Component data from apps and pages>
#####

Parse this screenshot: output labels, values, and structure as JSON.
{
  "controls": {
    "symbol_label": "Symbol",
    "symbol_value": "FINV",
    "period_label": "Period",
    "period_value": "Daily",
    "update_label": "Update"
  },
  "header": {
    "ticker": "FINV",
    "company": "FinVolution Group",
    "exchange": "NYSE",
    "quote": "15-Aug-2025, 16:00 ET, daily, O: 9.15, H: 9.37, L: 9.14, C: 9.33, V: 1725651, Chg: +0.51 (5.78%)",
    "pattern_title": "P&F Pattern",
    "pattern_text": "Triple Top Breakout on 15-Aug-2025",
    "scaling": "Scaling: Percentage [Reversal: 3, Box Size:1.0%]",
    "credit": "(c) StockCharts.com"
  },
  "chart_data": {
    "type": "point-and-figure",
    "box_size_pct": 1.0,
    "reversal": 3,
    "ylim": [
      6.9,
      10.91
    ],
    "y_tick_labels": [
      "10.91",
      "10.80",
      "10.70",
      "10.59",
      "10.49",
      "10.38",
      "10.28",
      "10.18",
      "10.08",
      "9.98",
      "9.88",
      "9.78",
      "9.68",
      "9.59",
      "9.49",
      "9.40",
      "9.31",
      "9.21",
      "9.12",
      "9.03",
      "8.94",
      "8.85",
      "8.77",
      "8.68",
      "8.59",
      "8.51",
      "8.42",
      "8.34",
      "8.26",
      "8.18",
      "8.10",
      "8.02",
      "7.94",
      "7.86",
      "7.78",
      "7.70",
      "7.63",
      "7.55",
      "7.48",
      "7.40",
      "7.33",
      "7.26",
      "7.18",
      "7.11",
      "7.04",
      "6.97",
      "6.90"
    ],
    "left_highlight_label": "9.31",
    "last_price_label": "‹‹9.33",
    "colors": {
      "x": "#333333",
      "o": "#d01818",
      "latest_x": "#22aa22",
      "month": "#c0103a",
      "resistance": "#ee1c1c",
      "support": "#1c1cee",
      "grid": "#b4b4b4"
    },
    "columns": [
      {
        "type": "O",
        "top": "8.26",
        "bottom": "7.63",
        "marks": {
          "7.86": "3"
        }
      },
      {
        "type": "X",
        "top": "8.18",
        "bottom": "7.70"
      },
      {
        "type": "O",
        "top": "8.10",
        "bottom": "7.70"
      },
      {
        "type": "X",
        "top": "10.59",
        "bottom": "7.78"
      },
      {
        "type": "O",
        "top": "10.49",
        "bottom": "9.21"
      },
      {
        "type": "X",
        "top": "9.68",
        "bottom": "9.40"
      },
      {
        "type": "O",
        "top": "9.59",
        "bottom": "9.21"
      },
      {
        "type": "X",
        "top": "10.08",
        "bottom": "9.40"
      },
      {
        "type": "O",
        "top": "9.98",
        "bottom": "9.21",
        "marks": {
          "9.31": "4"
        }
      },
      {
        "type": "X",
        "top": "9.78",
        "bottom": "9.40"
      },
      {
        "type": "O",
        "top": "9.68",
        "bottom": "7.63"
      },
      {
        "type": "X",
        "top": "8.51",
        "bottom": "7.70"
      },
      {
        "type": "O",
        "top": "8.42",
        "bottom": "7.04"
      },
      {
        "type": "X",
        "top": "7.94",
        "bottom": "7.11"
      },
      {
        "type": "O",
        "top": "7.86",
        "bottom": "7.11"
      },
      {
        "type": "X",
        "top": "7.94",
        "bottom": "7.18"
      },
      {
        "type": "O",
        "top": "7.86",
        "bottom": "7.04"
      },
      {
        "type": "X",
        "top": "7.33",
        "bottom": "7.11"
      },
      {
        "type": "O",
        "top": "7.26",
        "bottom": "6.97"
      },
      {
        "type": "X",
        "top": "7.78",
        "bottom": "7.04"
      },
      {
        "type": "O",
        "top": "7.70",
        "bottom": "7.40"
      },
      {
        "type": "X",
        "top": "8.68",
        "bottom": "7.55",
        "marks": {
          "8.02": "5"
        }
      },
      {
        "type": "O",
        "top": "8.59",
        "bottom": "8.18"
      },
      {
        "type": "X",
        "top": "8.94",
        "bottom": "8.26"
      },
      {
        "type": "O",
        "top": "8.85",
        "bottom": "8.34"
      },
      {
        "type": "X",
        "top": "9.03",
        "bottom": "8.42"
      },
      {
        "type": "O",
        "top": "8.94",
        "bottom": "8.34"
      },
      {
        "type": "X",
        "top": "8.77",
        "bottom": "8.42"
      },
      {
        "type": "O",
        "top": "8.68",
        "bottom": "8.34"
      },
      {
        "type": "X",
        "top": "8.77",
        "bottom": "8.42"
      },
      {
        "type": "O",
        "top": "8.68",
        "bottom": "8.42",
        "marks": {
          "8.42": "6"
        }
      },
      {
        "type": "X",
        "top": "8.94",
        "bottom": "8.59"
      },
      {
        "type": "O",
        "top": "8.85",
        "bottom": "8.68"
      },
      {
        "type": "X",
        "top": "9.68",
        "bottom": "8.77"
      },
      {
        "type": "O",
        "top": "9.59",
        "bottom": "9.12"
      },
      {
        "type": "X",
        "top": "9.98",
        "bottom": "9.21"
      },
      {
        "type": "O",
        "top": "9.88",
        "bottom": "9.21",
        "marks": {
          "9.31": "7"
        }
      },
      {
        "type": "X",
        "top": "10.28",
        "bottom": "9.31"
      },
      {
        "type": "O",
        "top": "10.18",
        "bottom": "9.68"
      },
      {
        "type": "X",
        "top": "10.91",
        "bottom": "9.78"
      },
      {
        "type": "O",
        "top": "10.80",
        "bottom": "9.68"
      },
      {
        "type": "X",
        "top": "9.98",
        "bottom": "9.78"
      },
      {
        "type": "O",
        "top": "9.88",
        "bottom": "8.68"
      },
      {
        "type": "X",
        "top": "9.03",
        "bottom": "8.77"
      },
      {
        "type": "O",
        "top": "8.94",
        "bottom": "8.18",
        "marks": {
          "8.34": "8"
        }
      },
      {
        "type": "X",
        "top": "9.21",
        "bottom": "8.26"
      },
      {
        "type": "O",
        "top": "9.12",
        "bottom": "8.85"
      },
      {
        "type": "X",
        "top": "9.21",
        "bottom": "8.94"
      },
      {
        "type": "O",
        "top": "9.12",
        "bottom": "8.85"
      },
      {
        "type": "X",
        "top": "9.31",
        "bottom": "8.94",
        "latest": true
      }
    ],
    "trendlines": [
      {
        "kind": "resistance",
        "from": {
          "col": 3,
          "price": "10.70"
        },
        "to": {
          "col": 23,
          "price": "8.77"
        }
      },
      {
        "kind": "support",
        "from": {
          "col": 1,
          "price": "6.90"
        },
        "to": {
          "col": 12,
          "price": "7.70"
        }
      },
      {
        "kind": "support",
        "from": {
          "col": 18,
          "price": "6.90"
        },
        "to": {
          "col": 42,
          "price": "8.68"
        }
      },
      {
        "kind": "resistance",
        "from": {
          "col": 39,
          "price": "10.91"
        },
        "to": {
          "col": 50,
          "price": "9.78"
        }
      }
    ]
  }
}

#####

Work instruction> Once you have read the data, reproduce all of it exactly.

Your response>
Parse this screenshot: output labels, values, and structure as JSON.
{
  "controls": {
    "symbol_label": "Symbol",
    "symbol_value": "FINV",
    "period_label": "Period",
    "period_value": "Daily",
    "update_label": "Update"
  },
  "header": {
    "ticker": "FINV",
    "company": "FinVolution Group",
    "exchange": "NYSE",
    "quote": "15-Aug-2025, 16:00 ET, daily, O: 9.15, H: 9.37, L: 9.14, C: 9.33, V: 1725651, Chg: +0.51 (5.78%)",
    "pattern_title": "P&F Pattern",
    "pattern_text": "Triple Top Breakout on 15-Aug-2025",
    "scaling": "Scaling: Percentage [Reversal: 3, Box Size:1.0%]",
    "credit": "(c) StockCharts.com"
  },
  "chart_data": {
    "type": "point-and-figure",
    "box_size_pct": 1.0,
    "reversal": 3,
    "ylim": [
      6.9,
      10.91
    ],
    "y_tick_labels": [
      "10.91",
      "10.80",
      "10.70",
      "10.59",
      "10.49",
      "10.38",
      "10.28",
      "10.18",
      "10.08",
      "9.98",
      "9.88",
      "9.78",
      "9.68",
      "9.59",
      "9.49",
      "9.40",
      "9.31",
      "9.21",
      "9.12",
      "9.03",
      "8.94",
      "8.85",
      "8.77",
      "8.68",
      "8.59",
      "8.51",
      "8.42",
      "8.34",
      "8.26",
      "8.18",
      "8.10",
      "8.02",
      "7.94",
      "7.86",
      "7.78",
      "7.70",
      "7.63",
      "7.55",
      "7.48",
      "7.40",
      "7.33",
      "7.26",
      "7.18",
      "7.11",
      "7.04",
      "6.97",
      "6.90"
    ],
    "left_highlight_label": "9.31",
    "last_price_label": "‹‹9.33",
    "colors": {
      "x": "#333333",
      "o": "#d01818",
      "latest_x": "#22aa22",
      "month": "#c0103a",
      "resistance": "#ee1c1c",
      "support": "#1c1cee",
      "grid": "#b4b4b4"
    },
    "columns": [
      {
        "type": "O",
        "top": "8.26",
        "bottom": "7.63",
        "marks": {
          "7.86": "3"
        }
      },
      {
        "type": "X",
        "top": "8.18",
        "bottom": "7.70"
      },
      {
        "type": "O",
        "top": "8.10",
        "bottom": "7.70"
      },
      {
        "type": "X",
        "top": "10.59",
        "bottom": "7.78"
      },
      {
        "type": "O",
        "top": "10.49",
        "bottom": "9.21"
      },
      {
        "type": "X",
        "top": "9.68",
        "bottom": "9.40"
      },
      {
        "type": "O",
        "top": "9.59",
        "bottom": "9.21"
      },
      {
        "type": "X",
        "top": "10.08",
        "bottom": "9.40"
      },
      {
        "type": "O",
        "top": "9.98",
        "bottom": "9.21",
        "marks": {
          "9.31": "4"
        }
      },
      {
        "type": "X",
        "top": "9.78",
        "bottom": "9.40"
      },
      {
        "type": "O",
        "top": "9.68",
        "bottom": "7.63"
      },
      {
        "type": "X",
        "top": "8.51",
        "bottom": "7.70"
      },
      {
        "type": "O",
        "top": "8.42",
        "bottom": "7.04"
      },
      {
        "type": "X",
        "top": "7.94",
        "bottom": "7.11"
      },
      {
        "type": "O",
        "top": "7.86",
        "bottom": "7.11"
      },
      {
        "type": "X",
        "top": "7.94",
        "bottom": "7.18"
      },
      {
        "type": "O",
        "top": "7.86",
        "bottom": "7.04"
      },
      {
        "type": "X",
        "top": "7.33",
        "bottom": "7.11"
      },
      {
        "type": "O",
        "top": "7.26",
        "bottom": "6.97"
      },
      {
        "type": "X",
        "top": "7.78",
        "bottom": "7.04"
      },
      {
        "type": "O",
        "top": "7.70",
        "bottom": "7.40"
      },
      {
        "type": "X",
        "top": "8.68",
        "bottom": "7.55",
        "marks": {
          "8.02": "5"
        }
      },
      {
        "type": "O",
        "top": "8.59",
        "bottom": "8.18"
      },
      {
        "type": "X",
        "top": "8.94",
        "bottom": "8.26"
      },
      {
        "type": "O",
        "top": "8.85",
        "bottom": "8.34"
      },
      {
        "type": "X",
        "top": "9.03",
        "bottom": "8.42"
      },
      {
        "type": "O",
        "top": "8.94",
        "bottom": "8.34"
      },
      {
        "type": "X",
        "top": "8.77",
        "bottom": "8.42"
      },
      {
        "type": "O",
        "top": "8.68",
        "bottom": "8.34"
      },
      {
        "type": "X",
        "top": "8.77",
        "bottom": "8.42"
      },
      {
        "type": "O",
        "top": "8.68",
        "bottom": "8.42",
        "marks": {
          "8.42": "6"
        }
      },
      {
        "type": "X",
        "top": "8.94",
        "bottom": "8.59"
      },
      {
        "type": "O",
        "top": "8.85",
        "bottom": "8.68"
      },
      {
        "type": "X",
        "top": "9.68",
        "bottom": "8.77"
      },
      {
        "type": "O",
        "top": "9.59",
        "bottom": "9.12"
      },
      {
        "type": "X",
        "top": "9.98",
        "bottom": "9.21"
      },
      {
        "type": "O",
        "top": "9.88",
        "bottom": "9.21",
        "marks": {
          "9.31": "7"
        }
      },
      {
        "type": "X",
        "top": "10.28",
        "bottom": "9.31"
      },
      {
        "type": "O",
        "top": "10.18",
        "bottom": "9.68"
      },
      {
        "type": "X",
        "top": "10.91",
        "bottom": "9.78"
      },
      {
        "type": "O",
        "top": "10.80",
        "bottom": "9.68"
      },
      {
        "type": "X",
        "top": "9.98",
        "bottom": "9.78"
      },
      {
        "type": "O",
        "top": "9.88",
        "bottom": "8.68"
      },
      {
        "type": "X",
        "top": "9.03",
        "bottom": "8.77"
      },
      {
        "type": "O",
        "top": "8.94",
        "bottom": "8.18",
        "marks": {
          "8.34": "8"
        }
      },
      {
        "type": "X",
        "top": "9.21",
        "bottom": "8.26"
      },
      {
        "type": "O",
        "top": "9.12",
        "bottom": "8.85"
      },
      {
        "type": "X",
        "top": "9.21",
        "bottom": "8.94"
      },
      {
        "type": "O",
        "top": "9.12",
        "bottom": "8.85"
      },
      {
        "type": "X",
        "top": "9.31",
        "bottom": "8.94",
        "latest": true
      }
    ],
    "trendlines": [
      {
        "kind": "resistance",
        "from": {
          "col": 3,
          "price": "10.70"
        },
        "to": {
          "col": 23,
          "price": "8.77"
        }
      },
      {
        "kind": "support",
        "from": {
          "col": 1,
          "price": "6.90"
        },
        "to": {
          "col": 12,
          "price": "7.70"
        }
      },
      {
        "kind": "support",
        "from": {
          "col": 18,
          "price": "6.90"
        },
        "to": {
          "col": 42,
          "price": "8.68"
        }
      },
      {
        "kind": "resistance",
        "from": {
          "col": 39,
          "price": "10.91"
        },
        "to": {
          "col": 50,
          "price": "9.78"
        }
      }
    ]
  }
}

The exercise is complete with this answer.